This proposed park was the main focus of an expert panel at ULI Toronto’s latest symposium, which ran from April 24-25 at the Metro Toronto Convention Centre.
From High Line To Millennium Park: How Major Parks Transform the Urban Experience, which Toronto’s chief planner Jennifer Keesmaat moderated, provided takeaways from major projects in the US and Europe that city builders in Toronto can learn from. Here are three.
How philanthropy could help fund the park
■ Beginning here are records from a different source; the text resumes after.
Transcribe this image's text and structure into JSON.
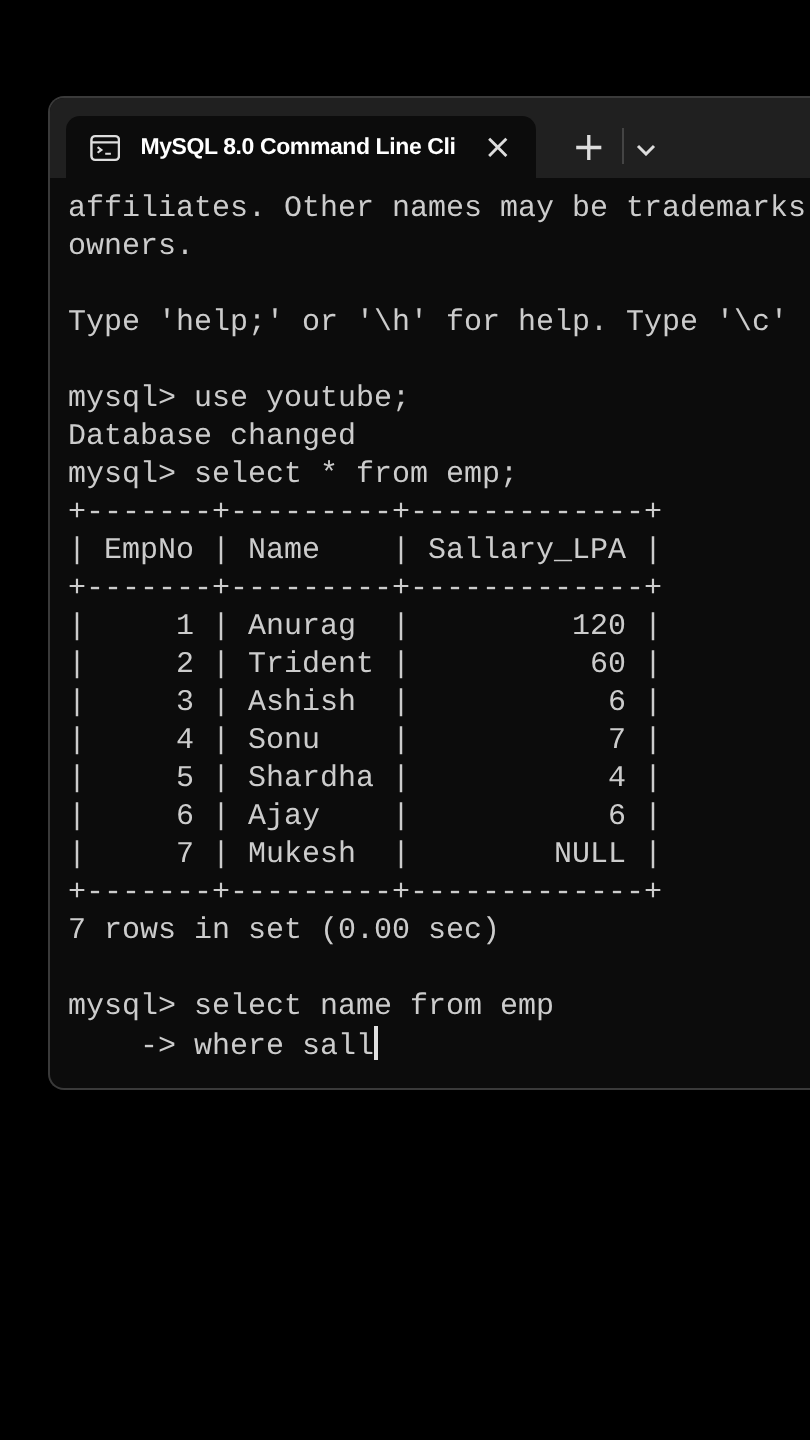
{
  "window": {
    "tab": {
      "title": "MySQL 8.0 Command Line Cli",
      "selected": true,
      "close": "×"
    },
    "new_tab": "+"
  },
  "terminal": {
    "lines": [
      {
        "kind": "output",
        "text": "affiliates. Other names may be trademarks"
      },
      {
        "kind": "output",
        "text": "owners."
      },
      {
        "kind": "blank"
      },
      {
        "kind": "output",
        "text": "Type 'help;' or '\\h' for help. Type '\\c'"
      },
      {
        "kind": "blank"
      },
      {
        "kind": "output",
        "text": "mysql> use youtube;"
      },
      {
        "kind": "output",
        "text": "Database changed"
      },
      {
        "kind": "output",
        "text": "mysql> select * from emp;"
      },
      {
        "kind": "output",
        "text": "+-------+---------+-------------+"
      },
      {
        "kind": "output",
        "text": "| EmpNo | Name    | Sallary_LPA |"
      },
      {
        "kind": "output",
        "text": "+-------+---------+-------------+"
      },
      {
        "kind": "output",
        "text": "|     1 | Anurag  |         120 |"
      },
      {
        "kind": "output",
        "text": "|     2 | Trident |          60 |"
      },
      {
        "kind": "output",
        "text": "|     3 | Ashish  |           6 |"
      },
      {
        "kind": "output",
        "text": "|     4 | Sonu    |           7 |"
      },
      {
        "kind": "output",
        "text": "|     5 | Shardha |           4 |"
      },
      {
        "kind": "output",
        "text": "|     6 | Ajay    |           6 |"
      },
      {
        "kind": "output",
        "text": "|     7 | Mukesh  |        NULL |"
      },
      {
        "kind": "output",
        "text": "+-------+---------+-------------+"
      },
      {
        "kind": "output",
        "text": "7 rows in set (0.00 sec)"
      },
      {
        "kind": "blank"
      },
      {
        "kind": "output",
        "text": "mysql> select name from emp"
      },
      {
        "kind": "input",
        "text": "    -> where sall"
      }
    ]
  }
}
Keesmaat has suggested in the past that donations from philanthropists could be one way to raise money for the massive park. But how, exactly, can Toronto court the wealthy? Jesse Brackenbury, executive director of the Rose Kennedy Greenway Conservancy, the nonprofit that oversees a mile and a half of green space perched atop a highway tunnel in Boston, says part of it has to do with what the money itself will go towards. “Philanthropists don’t really want to cut the grass,” he notes. “What they want to pay for is public art and programming.” That way, they perceive it as more than just a park, which they may think their tax dollars should simply cover.
Jamie Torres Springer, senior principal at HR&A Advisors Inc., which advised on New York City’s elevated High Line park, notes who asks for the money can influence prospective donors’ decisions, too. “Government can’t be the one asking for it because people don’t want to donate money to the government,” says Springer. “If you’re able to demonstrate that you have this very unique asset that’s in some ways not part of the park system… people are willing to pay,” he adds.
Transit connections are key
“[Rail Deck Park] will in fact be providing connections between east and west, between north and south, in an area where there’s a really big gap and if we think about the movement systems through the park. It will, in fact, expose the park to a lot more people who might not otherwise use it,” says Keesmaat.
Her statement followed comments from Daniel Jongtien, an architect at Benthem Crouwel Architects, which has been working on the master plan for Amsterdam Central Station. Like Toronto, Amsterdam is seeing real estate prices in its relatively small downtown climb, but public transit ensures the population can enjoy the prime riverside space even if they don’t live right there. “We have the very powerful connection between the Amstel River open space and the transit system to counter [challenges to inclusion].”
“The transit system is very important because people don’t use it out of idealism, but it’s simply [the] best way to get across town. Because of that, it means that all people can get to that area,” he adds.
A major park really can unite a city
“Are these really just playgrounds for the rich?” Keesmaat asks the panel, reference the line of thinking that can interfere with large public projects like the Rail Deck Park. Matt Nielson, deputy commissioner, Department of Cultural Affairs and Special Events: Chicago Millennium Park, shows another way to promote inclusivity in public spaces and bring a city together. “Most everything we do is free, free, free. That’s what we say, all the time,” says Nielson of the park’s programming.
To engage visitors from all around the city, not just the downtown, Chicago’s Millennium Park holds events organized by communities from all corners of the city. The City has shifted from being a presenter to a host, Nielson explains. “There are people in Chicago who have never seen the lakefront,” he says. “We can use this park as a mechanism to open up that access for diversity and for inclusion.”